P.B.S. Pinchback was sworn in as governor of Louisiana becoming the first African American governor in the U.S.

Online Resources

The Black Governor Who Was Almost a Senator

December 23, 1867

Madame C.J. Walker was born. She became the first African American millionaire.

Online Resources

National Women's History Museum

December 26, 1944

Harriet Ida Pickens and Frances Wills became the first African American women to be admitted to the Women’s Navel Corps (WAVES).

Online Resources

Naval History and Heritage Command

Celebration • Education • Reflection

H.R.1242/Public Law 115-102, the 400 Years of African American History Commission Act, establishes 2019 as a year of "commemoration of the 400th anniversary of the arrival of Africans in the English colonies, at Point Comfort, Virginia, in 1619."  The commemoration is intended “to recognize and highlight the resilience and contributions of African-Americans since 1619; to acknowledge the impact that slavery and laws that enforced racial discrimination had on the United States; and to educate the public about the arrival of Africans in the United States; and the contributions of African-Americans to the United States.” In recognition of this commemoration and with the Act serving as a guide, the SJR State Library has organized a year-long series of events that will provide educational experiences and resources to students and the community that celebrate the history and culture of African Americans.

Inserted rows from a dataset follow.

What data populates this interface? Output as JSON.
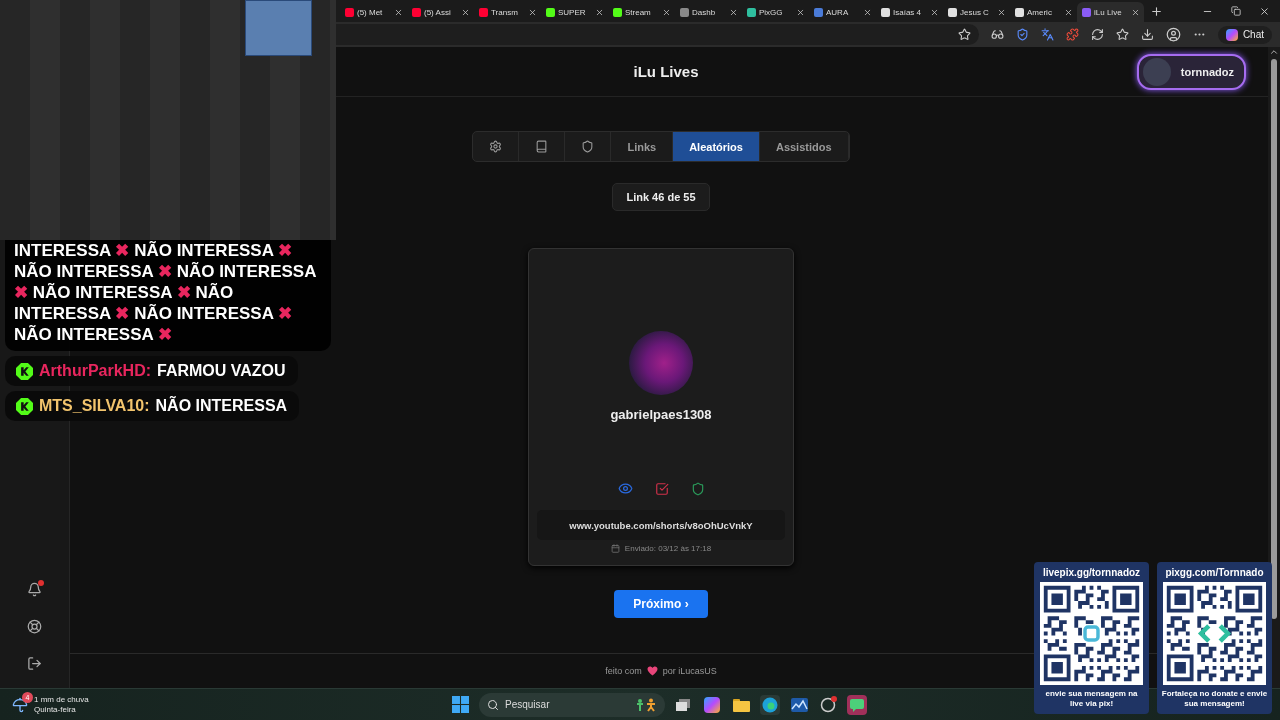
{
  "browser": {
    "tabs": [
      {
        "title": "(5) Met",
        "color": "#ff0033",
        "selected": false
      },
      {
        "title": "(5) Assi",
        "color": "#ff0033",
        "selected": false
      },
      {
        "title": "Transm",
        "color": "#ff0033",
        "selected": false
      },
      {
        "title": "SUPER",
        "color": "#53fc18",
        "selected": false
      },
      {
        "title": "Stream",
        "color": "#53fc18",
        "selected": false
      },
      {
        "title": "Dashb",
        "color": "#8a8a8a",
        "selected": false
      },
      {
        "title": "PixGG",
        "color": "#2fbf9f",
        "selected": false
      },
      {
        "title": "AURA",
        "color": "#4a7bd8",
        "selected": false
      },
      {
        "title": "Isaías 4",
        "color": "#e0e0e0",
        "selected": false
      },
      {
        "title": "Jesus C",
        "color": "#e0e0e0",
        "selected": false
      },
      {
        "title": "Americ",
        "color": "#e0e0e0",
        "selected": false
      },
      {
        "title": "iLu Live",
        "color": "#8b5cf6",
        "selected": true
      }
    ],
    "chat_button": "Chat"
  },
  "site": {
    "title": "iLu Lives",
    "user": "tornnadoz"
  },
  "nav_tabs": [
    {
      "kind": "icon",
      "selected": false
    },
    {
      "kind": "icon",
      "selected": false
    },
    {
      "kind": "icon",
      "selected": false
    },
    {
      "kind": "text",
      "label": "Links",
      "selected": false
    },
    {
      "kind": "text",
      "label": "Aleatórios",
      "selected": true
    },
    {
      "kind": "text",
      "label": "Assistidos",
      "selected": false
    }
  ],
  "counter": "Link 46 de 55",
  "card": {
    "username": "gabrielpaes1308",
    "url": "www.youtube.com/shorts/v8oOhUcVnkY",
    "sent": "Enviado: 03/12 às 17:18"
  },
  "next_button": "Próximo ›",
  "footer": {
    "before": "feito com",
    "after": "por iLucasUS"
  },
  "chat": {
    "messages": [
      {
        "kind": "plain",
        "parts": [
          {
            "kind": "text",
            "text": "INTERESSA"
          },
          {
            "kind": "mark",
            "text": "✖"
          },
          {
            "kind": "text",
            "text": "NÃO INTERESSA"
          },
          {
            "kind": "mark",
            "text": "✖"
          },
          {
            "kind": "text",
            "text": "NÃO INTERESSA"
          },
          {
            "kind": "mark",
            "text": "✖"
          },
          {
            "kind": "text",
            "text": "NÃO INTERESSA"
          },
          {
            "kind": "mark",
            "text": "✖"
          },
          {
            "kind": "text",
            "text": "NÃO INTERESSA"
          },
          {
            "kind": "mark",
            "text": "✖"
          },
          {
            "kind": "text",
            "text": "NÃO INTERESSA"
          },
          {
            "kind": "mark",
            "text": "✖"
          },
          {
            "kind": "text",
            "text": "NÃO INTERESSA"
          },
          {
            "kind": "mark",
            "text": "✖"
          },
          {
            "kind": "text",
            "text": "NÃO INTERESSA"
          },
          {
            "kind": "mark",
            "text": "✖"
          }
        ]
      },
      {
        "kind": "user",
        "username": "ArthurParkHD:",
        "color": "#e8265e",
        "text": "FARMOU VAZOU"
      },
      {
        "kind": "user",
        "username": "MTS_SILVA10:",
        "color": "#f2c46d",
        "text": "NÃO INTERESSA"
      }
    ]
  },
  "donation_cards": [
    {
      "title": "livepix.gg/tornnadoz",
      "caption": "envie sua mensagem na live via pix!"
    },
    {
      "title": "pixgg.com/Tornnado",
      "caption": "Fortaleça no donate e envie sua mensagem!"
    }
  ],
  "taskbar": {
    "weather": {
      "badge": "4",
      "line1": "1 mm de chuva",
      "line2": "Quinta-feira"
    },
    "search": {
      "placeholder": "Pesquisar"
    }
  }
}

Page maintained by Brittnee Fisher. Content will be added and maintained throughout 2019.
Maintenance will cease at the end of 2019 but this site will remain accessible.